State Sen. Andrew Rice makes his case for re-election
By Patrick B. McGuigan
Two years ago, state Sen. Andrew Rice ran as Democratic nominee against incumbent U.S. Sen. Jim Inhofe. Inhofe easily won the race statewide – but Rice was strong in the heart of Oklahoma City, the area he represents at the state Capitol.
CapitolBeatOK asked Rice if was comfortable about his reelection to the Senate with just under three weeks left before election day. Sen. Rice replied, “I have worked hard to be accountable to my district and to be accessible, and I have tried to legislate with a very independent mind. Because of this, I believe I have good support, across the political spectrum, from constituents in my district.”
Rice continued, “I am not using that as an excuse to take this election season lightly. I have been working hard, going door to door. I enjoy that part of my job, and I will be grateful to keep serving district 46 if the voters choose to have me do so.”
Rice has been busy since the Legislature adjourned in May. As he works for reelection, Rice is proposing new bicycle safety measures. In the legislative session, Rice continued his push to expand annual deposits into the Constitutional Reserve, better known as the Rainy Day Fund. Consequently, he participated in the process that led to the Legislature’s decision to send State Question 757 to the November ballot.

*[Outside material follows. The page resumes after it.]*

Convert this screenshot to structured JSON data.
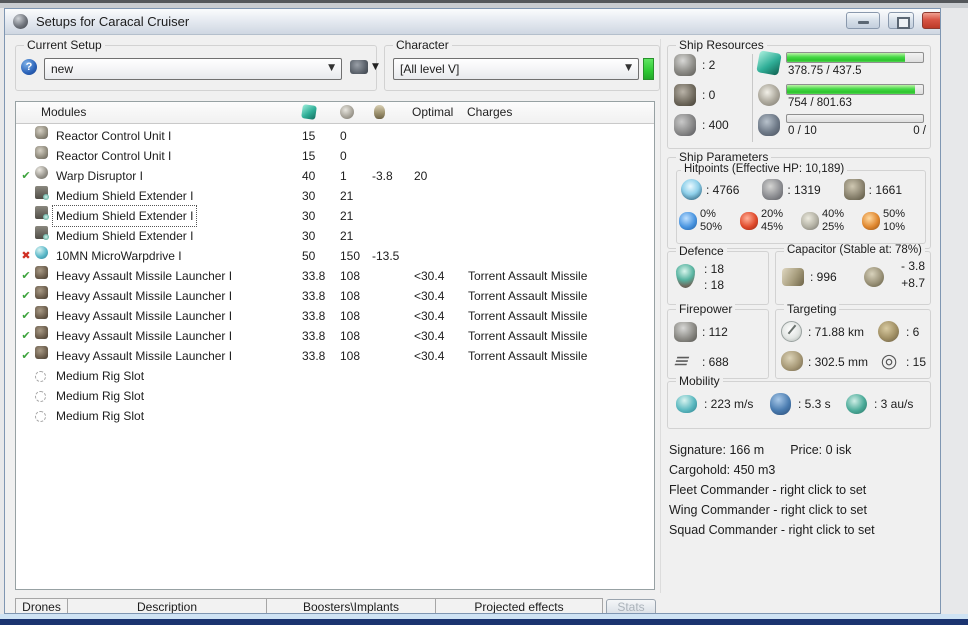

Encouraged to select the top three issues of the contest from his perspective, Rice responded, “Number one is certainly the budget crisis. If the revenues stay down, how do we make responsible cuts without devastating the core services of government? There is no easy answer to that, but we will have to ask less important functions of government to take deeper cuts in order to protect public schools and public safety.”
Rice, the Democrats’ Senate-leader designate, continued, “Finding ways to grow the job market and diversify the economy is number two. Government may be limited in its role to create jobs, but I am a big believer in the incentives we have used to bring in jobs like the recent ones that Boeing has announced.”
Rice said, “Number three would be to continue to push back against extreme social ideology that has no place in state government. I may be in the minority in that regard up at the Capitol, but I do not believe district 46 voters have sent me to 23rd and Lincoln to create laws telling people who they can love and on other privacy matters.”
CapitolBeatOK then encouraged Rice to make a brief case for reelection over Joshua Jantz, the Republican nominee. The two men faced each other in 2006, with Rice winning comfortably.
Rice responded, “I believe I deserve re-election because I have been willing to legislate with courage, regardless of whether my votes and statements are unpopular with either party.
“But I have also been flexible and open-minded on issues where I have allowed myself to be better educated. One example would be my support of certain education reform measures that some in party have disagreed with. But the voters of this district will decide if I deserve re-election, that is the beauty of our system.”
Rice engaged in dialogue, as well, on the broader state and national election, in which a shift in Congress away from Democrats and toward Republicans now seems likely, setting the stage for an interesting presidential election year in 2012.
He reflected, “I think we have seen reactions against the ruling party nationally this past decade, particularly in 2006 and 2008, and I expect to see the same this year against the Democratic party. Looks like Washington D.C. will have a two-party, balanced government beginning in January 2011, and ironically that could help secure President Obama’s re-election in 2012.”
He continued, “If both parties in DC do not stop their unwillingness to work together, then I am worried our nation will really begin to suffer the consequences. One of the things I like about the legislature here is that even though we disagree on policy issues sometimes, we do work hard to keep a level of decorum and respect between us.”
Rice concluded, “Some of my closest friends in the senate are across the aisle. We have our competition on the floor, debate our ideas like a sporting event, and then walk off the floor at the end of the day still friends. I don’t know if they do that anymore in D.C., which is sad.”